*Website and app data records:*
+++

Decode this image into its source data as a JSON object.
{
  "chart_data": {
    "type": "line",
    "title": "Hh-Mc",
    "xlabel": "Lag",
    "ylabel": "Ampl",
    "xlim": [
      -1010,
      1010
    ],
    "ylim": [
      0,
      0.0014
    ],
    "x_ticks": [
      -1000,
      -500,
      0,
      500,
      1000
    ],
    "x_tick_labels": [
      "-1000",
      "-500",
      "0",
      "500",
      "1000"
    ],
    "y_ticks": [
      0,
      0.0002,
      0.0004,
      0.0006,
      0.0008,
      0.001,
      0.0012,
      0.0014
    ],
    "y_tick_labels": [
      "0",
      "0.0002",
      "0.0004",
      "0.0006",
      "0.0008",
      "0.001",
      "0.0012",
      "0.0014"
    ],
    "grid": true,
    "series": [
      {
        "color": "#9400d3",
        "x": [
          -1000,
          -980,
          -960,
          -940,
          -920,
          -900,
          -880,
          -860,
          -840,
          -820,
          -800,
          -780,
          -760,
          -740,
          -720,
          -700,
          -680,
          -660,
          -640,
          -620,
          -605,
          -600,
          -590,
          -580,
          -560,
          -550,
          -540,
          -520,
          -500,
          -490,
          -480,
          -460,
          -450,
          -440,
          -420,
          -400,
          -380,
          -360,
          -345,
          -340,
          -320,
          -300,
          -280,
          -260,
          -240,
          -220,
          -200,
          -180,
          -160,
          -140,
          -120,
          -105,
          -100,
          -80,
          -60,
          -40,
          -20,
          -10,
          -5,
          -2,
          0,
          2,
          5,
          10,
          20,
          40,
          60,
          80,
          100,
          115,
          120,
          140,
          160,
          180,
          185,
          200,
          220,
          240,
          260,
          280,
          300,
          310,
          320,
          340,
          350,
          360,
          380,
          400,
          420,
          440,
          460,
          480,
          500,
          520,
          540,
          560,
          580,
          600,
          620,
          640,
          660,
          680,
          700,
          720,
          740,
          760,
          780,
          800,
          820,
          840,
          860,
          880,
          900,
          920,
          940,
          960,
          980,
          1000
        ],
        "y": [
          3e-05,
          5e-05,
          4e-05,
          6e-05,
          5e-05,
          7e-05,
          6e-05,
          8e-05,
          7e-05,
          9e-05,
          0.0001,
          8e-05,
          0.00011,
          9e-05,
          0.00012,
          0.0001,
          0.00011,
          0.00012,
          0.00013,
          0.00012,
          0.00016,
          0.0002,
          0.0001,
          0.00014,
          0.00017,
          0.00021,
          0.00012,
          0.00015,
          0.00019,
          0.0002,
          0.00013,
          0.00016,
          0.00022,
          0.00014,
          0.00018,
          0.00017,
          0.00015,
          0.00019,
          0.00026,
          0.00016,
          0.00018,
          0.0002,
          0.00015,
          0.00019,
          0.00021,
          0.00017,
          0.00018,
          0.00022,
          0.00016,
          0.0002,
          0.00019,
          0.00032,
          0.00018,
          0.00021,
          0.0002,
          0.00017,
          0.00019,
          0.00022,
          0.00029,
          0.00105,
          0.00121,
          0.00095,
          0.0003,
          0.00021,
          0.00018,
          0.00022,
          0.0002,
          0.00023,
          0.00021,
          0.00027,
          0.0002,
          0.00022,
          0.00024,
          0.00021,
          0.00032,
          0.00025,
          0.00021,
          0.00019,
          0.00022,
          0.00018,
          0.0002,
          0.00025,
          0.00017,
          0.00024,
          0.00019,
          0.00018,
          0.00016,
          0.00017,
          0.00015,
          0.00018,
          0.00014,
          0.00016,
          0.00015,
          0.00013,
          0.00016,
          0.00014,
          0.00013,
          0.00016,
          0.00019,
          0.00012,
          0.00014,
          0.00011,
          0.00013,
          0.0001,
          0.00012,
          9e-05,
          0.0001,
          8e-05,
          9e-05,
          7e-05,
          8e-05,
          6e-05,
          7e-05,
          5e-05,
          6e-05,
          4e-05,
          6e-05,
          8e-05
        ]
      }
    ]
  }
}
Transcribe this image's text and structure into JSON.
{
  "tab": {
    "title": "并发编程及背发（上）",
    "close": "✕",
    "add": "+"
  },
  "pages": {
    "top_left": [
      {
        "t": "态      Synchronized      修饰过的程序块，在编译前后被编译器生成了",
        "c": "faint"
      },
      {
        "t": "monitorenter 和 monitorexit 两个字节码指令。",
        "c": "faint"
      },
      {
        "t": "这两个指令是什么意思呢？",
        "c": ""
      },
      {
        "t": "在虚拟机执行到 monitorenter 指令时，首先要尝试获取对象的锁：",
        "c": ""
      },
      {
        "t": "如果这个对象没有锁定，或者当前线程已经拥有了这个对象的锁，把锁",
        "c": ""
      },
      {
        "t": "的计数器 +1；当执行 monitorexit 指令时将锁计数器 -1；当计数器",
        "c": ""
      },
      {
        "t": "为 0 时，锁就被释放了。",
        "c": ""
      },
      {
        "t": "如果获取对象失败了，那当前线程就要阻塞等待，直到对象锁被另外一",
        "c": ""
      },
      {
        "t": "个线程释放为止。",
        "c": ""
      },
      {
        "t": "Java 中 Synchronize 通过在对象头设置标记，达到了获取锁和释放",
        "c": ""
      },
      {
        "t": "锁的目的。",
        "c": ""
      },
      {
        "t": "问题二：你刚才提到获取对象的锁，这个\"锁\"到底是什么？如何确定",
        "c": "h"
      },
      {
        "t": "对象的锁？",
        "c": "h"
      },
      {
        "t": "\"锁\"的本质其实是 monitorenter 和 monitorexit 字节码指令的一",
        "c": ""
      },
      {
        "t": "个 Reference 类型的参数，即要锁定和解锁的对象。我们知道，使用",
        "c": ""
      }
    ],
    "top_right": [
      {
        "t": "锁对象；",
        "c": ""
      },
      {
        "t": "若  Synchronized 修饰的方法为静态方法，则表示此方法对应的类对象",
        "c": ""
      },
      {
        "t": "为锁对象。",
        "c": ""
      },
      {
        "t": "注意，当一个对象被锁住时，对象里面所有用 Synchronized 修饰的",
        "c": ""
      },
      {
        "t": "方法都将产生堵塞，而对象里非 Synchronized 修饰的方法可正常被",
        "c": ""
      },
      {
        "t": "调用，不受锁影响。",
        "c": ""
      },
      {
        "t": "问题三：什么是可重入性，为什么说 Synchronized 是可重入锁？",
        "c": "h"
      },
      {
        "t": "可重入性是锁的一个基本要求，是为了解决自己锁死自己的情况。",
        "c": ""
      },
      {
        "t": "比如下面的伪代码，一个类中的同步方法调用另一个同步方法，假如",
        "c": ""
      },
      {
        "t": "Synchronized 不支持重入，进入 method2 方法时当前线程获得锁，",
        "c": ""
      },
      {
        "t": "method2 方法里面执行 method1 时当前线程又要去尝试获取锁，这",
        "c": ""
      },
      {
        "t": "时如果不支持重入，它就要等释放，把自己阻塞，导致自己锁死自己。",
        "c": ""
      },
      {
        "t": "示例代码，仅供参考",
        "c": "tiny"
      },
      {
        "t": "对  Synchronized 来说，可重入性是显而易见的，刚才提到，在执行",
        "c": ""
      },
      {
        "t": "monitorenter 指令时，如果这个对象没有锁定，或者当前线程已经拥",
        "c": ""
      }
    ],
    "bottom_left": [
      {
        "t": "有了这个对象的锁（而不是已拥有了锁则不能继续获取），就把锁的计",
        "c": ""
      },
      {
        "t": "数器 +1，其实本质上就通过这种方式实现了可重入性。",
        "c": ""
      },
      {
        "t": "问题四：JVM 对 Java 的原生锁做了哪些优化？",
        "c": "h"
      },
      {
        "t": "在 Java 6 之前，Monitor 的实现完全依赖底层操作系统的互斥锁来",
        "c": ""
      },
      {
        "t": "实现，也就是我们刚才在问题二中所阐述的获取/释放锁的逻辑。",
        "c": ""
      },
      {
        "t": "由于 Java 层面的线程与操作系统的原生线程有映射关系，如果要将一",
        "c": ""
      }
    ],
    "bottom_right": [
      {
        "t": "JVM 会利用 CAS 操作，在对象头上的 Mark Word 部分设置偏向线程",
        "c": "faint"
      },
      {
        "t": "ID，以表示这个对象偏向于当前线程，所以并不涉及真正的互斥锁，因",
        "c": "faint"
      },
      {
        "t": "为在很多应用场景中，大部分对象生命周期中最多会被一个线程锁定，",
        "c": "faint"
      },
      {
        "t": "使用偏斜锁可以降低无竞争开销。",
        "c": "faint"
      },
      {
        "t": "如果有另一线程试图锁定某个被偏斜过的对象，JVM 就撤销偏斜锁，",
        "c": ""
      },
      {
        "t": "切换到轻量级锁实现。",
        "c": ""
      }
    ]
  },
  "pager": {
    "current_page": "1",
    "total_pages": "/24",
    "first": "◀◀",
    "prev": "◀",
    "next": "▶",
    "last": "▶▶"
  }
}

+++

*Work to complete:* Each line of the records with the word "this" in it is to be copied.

*Task response:*
Decode this image into its source data as a JSON object.
Transcribe this image's text and structure into JSON.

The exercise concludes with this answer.